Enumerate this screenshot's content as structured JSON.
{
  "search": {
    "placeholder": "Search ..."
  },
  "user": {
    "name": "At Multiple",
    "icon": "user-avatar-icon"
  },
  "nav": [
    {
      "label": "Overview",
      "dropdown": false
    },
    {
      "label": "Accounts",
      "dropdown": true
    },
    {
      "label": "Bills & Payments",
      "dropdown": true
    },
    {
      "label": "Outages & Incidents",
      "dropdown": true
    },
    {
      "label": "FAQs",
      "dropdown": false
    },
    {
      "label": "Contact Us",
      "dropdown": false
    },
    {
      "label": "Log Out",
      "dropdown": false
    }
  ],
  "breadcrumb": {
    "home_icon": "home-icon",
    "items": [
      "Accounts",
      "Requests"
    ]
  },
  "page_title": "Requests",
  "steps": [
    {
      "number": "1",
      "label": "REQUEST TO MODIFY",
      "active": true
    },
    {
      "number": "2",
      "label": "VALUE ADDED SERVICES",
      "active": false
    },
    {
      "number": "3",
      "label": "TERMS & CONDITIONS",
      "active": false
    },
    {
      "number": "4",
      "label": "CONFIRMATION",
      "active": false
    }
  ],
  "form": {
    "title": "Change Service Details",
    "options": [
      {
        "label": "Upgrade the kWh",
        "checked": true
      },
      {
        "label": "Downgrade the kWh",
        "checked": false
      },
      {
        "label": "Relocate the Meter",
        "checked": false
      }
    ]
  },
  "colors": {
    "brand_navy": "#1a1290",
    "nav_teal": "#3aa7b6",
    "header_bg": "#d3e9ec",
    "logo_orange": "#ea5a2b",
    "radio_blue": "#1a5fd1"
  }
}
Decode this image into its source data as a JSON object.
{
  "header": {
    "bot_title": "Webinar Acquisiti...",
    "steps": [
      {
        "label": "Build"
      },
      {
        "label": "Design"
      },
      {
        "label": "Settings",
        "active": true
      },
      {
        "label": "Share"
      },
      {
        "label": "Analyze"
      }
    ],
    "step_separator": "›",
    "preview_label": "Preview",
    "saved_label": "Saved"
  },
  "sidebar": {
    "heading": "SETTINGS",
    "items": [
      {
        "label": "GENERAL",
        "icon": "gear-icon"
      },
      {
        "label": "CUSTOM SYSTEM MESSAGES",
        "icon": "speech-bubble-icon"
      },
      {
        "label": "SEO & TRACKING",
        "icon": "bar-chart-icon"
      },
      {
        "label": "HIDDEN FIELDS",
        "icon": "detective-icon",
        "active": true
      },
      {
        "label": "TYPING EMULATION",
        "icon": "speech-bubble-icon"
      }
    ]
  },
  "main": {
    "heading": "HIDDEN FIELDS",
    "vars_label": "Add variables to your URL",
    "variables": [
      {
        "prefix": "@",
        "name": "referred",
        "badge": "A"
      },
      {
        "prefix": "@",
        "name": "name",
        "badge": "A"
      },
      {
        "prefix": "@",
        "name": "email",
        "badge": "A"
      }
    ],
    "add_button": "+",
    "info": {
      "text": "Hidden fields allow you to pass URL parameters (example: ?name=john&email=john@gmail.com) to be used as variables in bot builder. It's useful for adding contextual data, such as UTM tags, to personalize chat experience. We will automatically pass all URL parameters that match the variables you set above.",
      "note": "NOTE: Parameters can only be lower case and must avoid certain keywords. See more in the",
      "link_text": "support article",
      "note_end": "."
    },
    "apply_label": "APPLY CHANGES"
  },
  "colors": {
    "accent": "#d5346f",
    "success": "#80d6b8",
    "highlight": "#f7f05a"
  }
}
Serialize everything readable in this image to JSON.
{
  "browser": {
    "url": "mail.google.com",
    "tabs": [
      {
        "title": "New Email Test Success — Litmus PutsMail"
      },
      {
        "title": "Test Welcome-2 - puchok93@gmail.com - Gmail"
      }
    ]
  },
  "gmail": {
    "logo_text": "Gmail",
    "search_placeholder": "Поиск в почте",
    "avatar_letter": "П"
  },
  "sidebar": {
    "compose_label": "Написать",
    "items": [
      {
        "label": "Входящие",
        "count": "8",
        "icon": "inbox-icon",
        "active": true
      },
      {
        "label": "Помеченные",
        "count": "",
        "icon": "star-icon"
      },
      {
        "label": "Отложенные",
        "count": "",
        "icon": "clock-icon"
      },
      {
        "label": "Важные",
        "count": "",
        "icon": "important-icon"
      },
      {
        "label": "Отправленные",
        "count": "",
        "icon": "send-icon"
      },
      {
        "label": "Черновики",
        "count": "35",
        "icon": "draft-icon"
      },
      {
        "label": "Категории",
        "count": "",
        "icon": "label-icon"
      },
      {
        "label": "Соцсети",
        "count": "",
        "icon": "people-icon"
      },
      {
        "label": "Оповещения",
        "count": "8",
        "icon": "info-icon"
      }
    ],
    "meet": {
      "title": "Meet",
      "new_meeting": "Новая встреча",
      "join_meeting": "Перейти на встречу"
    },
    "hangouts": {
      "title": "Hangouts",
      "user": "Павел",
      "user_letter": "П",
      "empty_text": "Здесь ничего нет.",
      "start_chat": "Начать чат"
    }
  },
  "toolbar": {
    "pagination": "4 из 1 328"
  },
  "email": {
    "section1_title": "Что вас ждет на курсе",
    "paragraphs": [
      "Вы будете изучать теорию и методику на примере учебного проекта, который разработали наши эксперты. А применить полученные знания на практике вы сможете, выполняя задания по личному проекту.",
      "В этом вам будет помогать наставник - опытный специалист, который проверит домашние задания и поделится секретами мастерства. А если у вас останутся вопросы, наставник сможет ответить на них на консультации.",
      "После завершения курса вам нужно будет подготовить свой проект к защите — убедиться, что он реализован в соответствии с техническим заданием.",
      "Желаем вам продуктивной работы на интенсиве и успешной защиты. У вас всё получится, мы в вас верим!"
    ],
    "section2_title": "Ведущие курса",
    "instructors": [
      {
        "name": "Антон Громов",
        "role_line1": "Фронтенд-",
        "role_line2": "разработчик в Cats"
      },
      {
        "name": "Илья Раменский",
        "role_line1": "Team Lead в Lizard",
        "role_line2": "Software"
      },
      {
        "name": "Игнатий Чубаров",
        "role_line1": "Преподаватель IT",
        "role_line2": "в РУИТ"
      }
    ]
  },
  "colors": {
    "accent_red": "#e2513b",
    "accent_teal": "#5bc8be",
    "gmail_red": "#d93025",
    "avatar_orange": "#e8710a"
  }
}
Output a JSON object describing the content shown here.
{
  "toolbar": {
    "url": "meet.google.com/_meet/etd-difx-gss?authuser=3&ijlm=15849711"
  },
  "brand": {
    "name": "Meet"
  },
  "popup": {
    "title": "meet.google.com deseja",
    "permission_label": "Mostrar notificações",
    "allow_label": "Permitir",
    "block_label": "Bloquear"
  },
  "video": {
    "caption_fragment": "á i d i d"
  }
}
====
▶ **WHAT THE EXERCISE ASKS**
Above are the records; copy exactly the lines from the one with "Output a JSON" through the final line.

▶ **EXPECTED ANSWER**
Output a JSON object describing the content shown here.
{
  "toolbar": {
    "url": "meet.google.com/_meet/etd-difx-gss?authuser=3&ijlm=15849711"
  },
  "brand": {
    "name": "Meet"
  },
  "popup": {
    "title": "meet.google.com deseja",
    "permission_label": "Mostrar notificações",
    "allow_label": "Permitir",
    "block_label": "Bloquear"
  },
  "video": {
    "caption_fragment": "á i d i d"
  }
}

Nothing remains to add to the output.